*** Begin section ***

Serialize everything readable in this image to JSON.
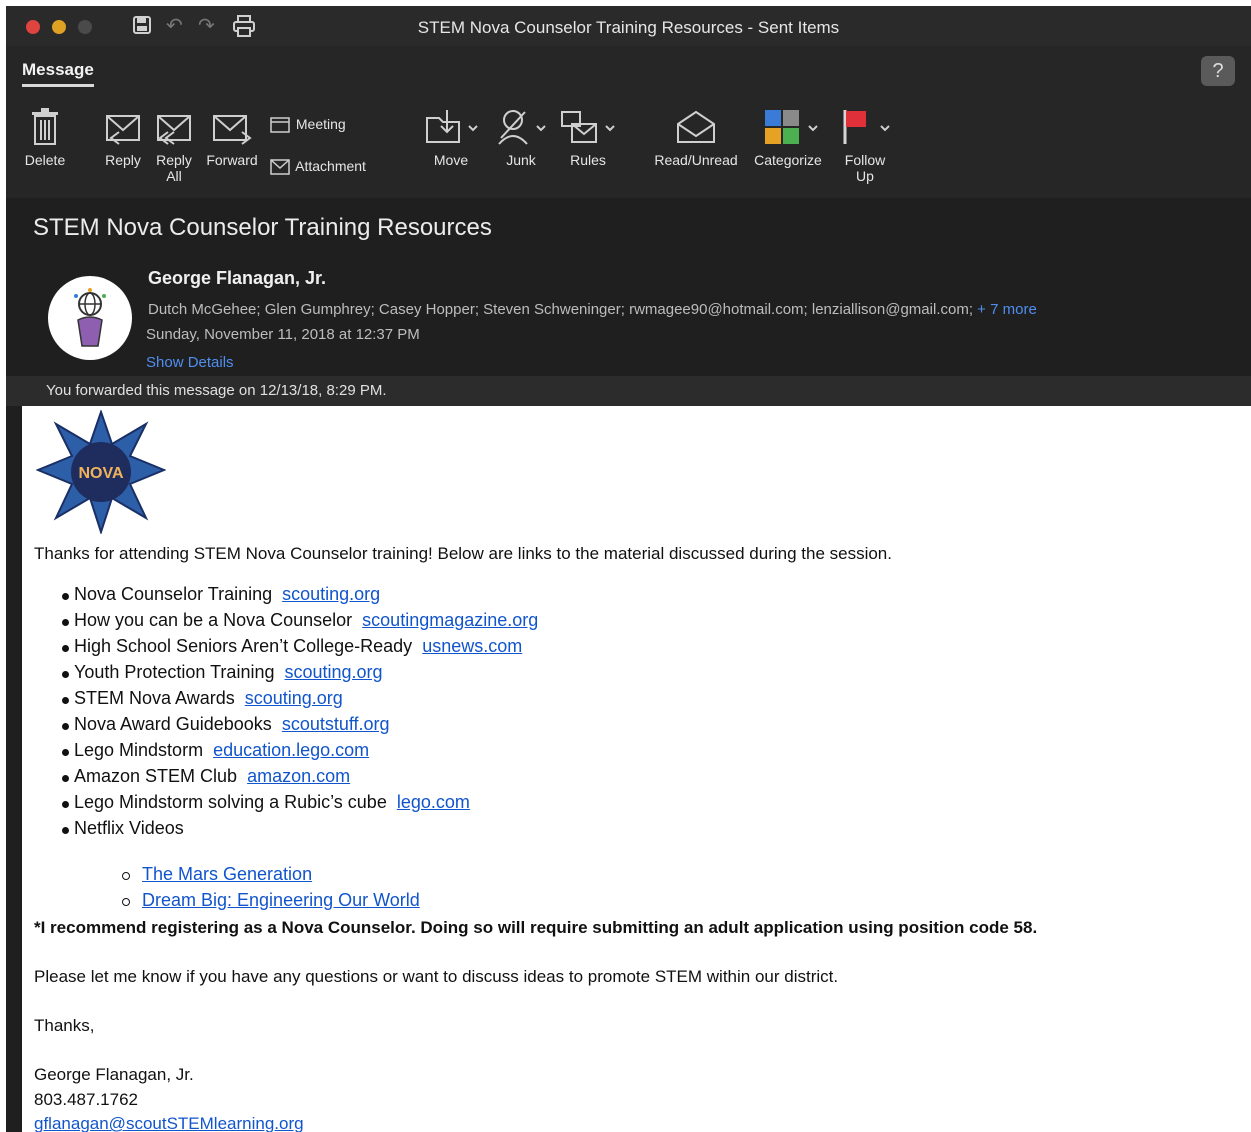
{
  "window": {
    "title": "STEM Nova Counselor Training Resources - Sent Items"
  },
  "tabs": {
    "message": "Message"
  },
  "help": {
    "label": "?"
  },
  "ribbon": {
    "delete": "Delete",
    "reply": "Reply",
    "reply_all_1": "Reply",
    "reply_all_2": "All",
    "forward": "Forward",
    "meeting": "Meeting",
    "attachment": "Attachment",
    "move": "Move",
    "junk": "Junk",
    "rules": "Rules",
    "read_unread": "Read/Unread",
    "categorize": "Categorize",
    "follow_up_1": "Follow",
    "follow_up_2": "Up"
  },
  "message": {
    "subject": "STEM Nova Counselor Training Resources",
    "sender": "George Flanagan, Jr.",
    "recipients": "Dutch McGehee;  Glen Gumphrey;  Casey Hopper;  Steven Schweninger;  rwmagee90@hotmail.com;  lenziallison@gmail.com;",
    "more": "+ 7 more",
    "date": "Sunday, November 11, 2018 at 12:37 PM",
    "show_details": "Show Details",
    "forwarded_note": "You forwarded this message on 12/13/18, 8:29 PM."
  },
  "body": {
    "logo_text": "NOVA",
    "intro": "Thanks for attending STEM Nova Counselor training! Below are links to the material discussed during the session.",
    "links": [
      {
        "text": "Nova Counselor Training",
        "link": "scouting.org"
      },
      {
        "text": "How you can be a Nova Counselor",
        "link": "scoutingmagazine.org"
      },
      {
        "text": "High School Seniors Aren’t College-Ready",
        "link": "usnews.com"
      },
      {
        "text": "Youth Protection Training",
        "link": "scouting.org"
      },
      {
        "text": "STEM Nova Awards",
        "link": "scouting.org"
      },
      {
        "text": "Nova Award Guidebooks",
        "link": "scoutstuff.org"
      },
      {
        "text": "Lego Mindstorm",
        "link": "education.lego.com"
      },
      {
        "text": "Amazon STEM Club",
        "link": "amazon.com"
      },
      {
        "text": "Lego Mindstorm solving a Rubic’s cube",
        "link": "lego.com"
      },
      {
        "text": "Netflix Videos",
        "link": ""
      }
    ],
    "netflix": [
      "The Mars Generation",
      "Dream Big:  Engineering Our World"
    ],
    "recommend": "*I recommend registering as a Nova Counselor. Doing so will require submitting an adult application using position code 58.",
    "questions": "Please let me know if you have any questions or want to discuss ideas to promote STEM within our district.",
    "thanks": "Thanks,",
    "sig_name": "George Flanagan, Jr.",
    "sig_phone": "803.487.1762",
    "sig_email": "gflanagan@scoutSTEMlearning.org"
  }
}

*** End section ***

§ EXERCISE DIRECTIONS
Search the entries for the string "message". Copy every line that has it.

§ SOLVED EXERCISE
    "message": "Message"
  "message": {
    "forwarded_note": "You forwarded this message on 12/13/18, 8:29 PM."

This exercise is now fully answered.